Didn’t Matthew Get It Wrong?
In the first century the rabbinically trained Paul claimed that the Jewish Scriptures pointed forward to Jesus as the Messiah. The High Priest Caiaphas categorically denied this and claimed that Jesus was a blasphemer and a rebel against the Romans claiming to be the King of the Jews. Gamaliel, Paul’s teacher, argued for a mediating position. He said, “Wait and see! If it’s not of God, it will fail as other false messianic movements. If it’s of God, then we can’t fight it.”
Two thousand years later Christians and Jews still debate over the identity of Jesus with the majority of Jews not quite ready to side with Caiaphas. Many see Jesus as a first century rabbi teaching us to love God and our neighbor.
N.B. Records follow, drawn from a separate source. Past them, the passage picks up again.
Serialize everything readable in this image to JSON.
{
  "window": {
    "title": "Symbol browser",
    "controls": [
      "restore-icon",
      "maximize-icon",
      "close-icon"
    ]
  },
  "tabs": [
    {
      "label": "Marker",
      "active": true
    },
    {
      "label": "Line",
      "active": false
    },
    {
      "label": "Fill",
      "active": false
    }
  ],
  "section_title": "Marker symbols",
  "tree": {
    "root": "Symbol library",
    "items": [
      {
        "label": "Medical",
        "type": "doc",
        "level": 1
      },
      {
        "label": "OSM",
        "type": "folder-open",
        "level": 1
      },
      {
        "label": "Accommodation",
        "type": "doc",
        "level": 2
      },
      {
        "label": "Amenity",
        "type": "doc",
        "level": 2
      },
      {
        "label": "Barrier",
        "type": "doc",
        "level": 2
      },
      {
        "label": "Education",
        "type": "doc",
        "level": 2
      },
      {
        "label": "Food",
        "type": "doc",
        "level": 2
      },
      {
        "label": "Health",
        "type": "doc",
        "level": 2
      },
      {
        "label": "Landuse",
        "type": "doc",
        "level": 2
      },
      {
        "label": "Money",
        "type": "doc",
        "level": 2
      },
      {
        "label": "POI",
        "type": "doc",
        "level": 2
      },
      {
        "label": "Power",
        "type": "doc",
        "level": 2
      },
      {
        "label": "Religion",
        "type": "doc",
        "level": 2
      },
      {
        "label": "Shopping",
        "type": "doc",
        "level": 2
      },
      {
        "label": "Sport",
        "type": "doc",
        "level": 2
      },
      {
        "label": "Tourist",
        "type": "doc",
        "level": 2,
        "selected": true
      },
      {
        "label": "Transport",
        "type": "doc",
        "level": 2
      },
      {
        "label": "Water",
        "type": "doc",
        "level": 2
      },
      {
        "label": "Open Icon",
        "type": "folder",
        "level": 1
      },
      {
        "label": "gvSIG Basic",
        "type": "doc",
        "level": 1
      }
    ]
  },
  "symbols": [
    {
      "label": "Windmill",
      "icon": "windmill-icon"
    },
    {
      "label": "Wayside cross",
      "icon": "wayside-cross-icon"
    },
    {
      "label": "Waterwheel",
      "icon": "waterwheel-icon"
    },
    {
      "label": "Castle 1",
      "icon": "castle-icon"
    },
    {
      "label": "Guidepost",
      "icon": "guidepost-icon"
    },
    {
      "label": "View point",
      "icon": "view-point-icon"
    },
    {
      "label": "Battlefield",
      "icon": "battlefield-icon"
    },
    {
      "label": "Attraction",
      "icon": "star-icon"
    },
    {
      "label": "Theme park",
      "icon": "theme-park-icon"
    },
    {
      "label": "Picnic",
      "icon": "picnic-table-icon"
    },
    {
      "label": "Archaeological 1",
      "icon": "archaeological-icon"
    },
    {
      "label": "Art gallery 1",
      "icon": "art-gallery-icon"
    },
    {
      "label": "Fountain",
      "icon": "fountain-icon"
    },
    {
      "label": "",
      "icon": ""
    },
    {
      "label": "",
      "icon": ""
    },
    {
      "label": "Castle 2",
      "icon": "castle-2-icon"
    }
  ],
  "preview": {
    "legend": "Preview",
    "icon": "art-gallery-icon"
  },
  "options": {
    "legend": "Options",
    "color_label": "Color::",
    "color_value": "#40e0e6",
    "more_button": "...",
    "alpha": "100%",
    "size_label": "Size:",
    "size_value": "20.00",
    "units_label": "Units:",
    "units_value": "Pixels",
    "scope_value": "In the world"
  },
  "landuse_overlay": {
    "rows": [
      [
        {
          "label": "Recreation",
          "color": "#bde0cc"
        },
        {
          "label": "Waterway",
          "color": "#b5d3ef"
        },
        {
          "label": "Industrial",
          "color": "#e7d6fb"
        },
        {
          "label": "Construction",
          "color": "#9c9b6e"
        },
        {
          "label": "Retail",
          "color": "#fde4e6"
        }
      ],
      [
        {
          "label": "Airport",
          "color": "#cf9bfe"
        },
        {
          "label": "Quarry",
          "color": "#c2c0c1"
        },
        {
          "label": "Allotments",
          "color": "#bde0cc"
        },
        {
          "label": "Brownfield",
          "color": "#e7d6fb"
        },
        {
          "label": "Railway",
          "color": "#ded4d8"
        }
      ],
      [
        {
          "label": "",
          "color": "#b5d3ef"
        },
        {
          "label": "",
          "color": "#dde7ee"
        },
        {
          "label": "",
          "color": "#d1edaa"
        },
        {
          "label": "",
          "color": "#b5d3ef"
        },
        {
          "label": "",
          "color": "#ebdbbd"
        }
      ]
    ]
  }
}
If ever our individual points of view dominate our decisions, it’s in this debate. And the use of Hosea 11 in the Jewish Scriptures and Matthew’s use of Hosea 11:1 in the New Testament highlights the radical differences between Jews and Christians.
Hosea's Prodigal Son Story closes his fourth judgment-salvation cycle (Hosea 4:1-11:11). In this account the God of Mt. Sinai is clearly the father. He’s pictured as tenderly raising and healing Ephraim, his young son. For Hosea, Ephraim represents the idolatrous, immoral core group he is trying to reach. As God's lawyer, he traces their refusal to obey back to the beginning and concludes that Israel now faces the death penalty, just like a rebellious son who won’t obey their parents (cf. Deut. 20:18-21). In 727 BC the armies of Shalmaneser V did besiege Samaria and the sword of the Assyrian armies danced in their streets.
In Matthew 2 Joseph takes Mary and the baby Jesus to Egypt to escape the sword of Herod the Great and then returns. To conclude this episode Matthew suddenly cites Hosea 11:1 and proclaims that this passage is fulfilled in Jesus' return from Egypt (Mathew 2:15). In Hosea the son represents the incessant rebellious Israel. In Matthew's account Jesus is the obedient faithful son. The stories are completely different so isn’t Matthew blatantly misusing his Jewish Scriptures?
To work to solve this conundrum we need to enter into the tension in the heart of God as Israel’s father that Hosea presents as he closes this episode about prodigal Israel.
"How can I give you up, O Ephraim? How can I hand you over, O Israel? How can I give you over to destruction like Admah? How can I make you like Zeboiim?
My heart is turned upside down within me. All my comfort is kindled together. I will not carry out my burning anger. I will not return to destroy, Ephraim.
Indeed, I am God, not a man, the Holy One in your midst. I will not come in shock and awe.
They will follow after the LORD. He will roar like a lion. When he roars his children will come trembling from
the west. They will come trembling as birds from Egypt, as doves from the land of Assyria, and I will settle them in their homes, says the LORD." Hosea 11:8-11
Hosea never solves the tension between God’s justice that demands for him to carry out the death sentence required by his own Law and his father’s heart that cries out that he cannot destroy his own son. It is this tension that leads us forward in God’s redemptive story to Matthew. He introduces Jesus as the new Israel, the new divine son, and this son won’t be rebellious like Ephraim. Matthew will climax this Son’s story with his death on the cross.
Why? Because on that cross this perfect Son took Ephraim’s stubborn rebellion and treason against God and paid the penalty this sin deserved. But the story didn’t end with this death. On Easter morning this New Covenant Son rose from the dead and he now invites not just Jews but all of us to become his sons and daughters. We just have to hear the roar of the Lion of Judah, come to him, and rest in our divine Father’s forgiveness and love.
LORD, thank you that Hosea’s unresolved story leads us forward to Jesus if, like the Jew Matthew, we will only admit that we’re a “tax collector” who needs to follow Jesus.
For more from Dave Wyrtzen please visit TruthEncounter.com!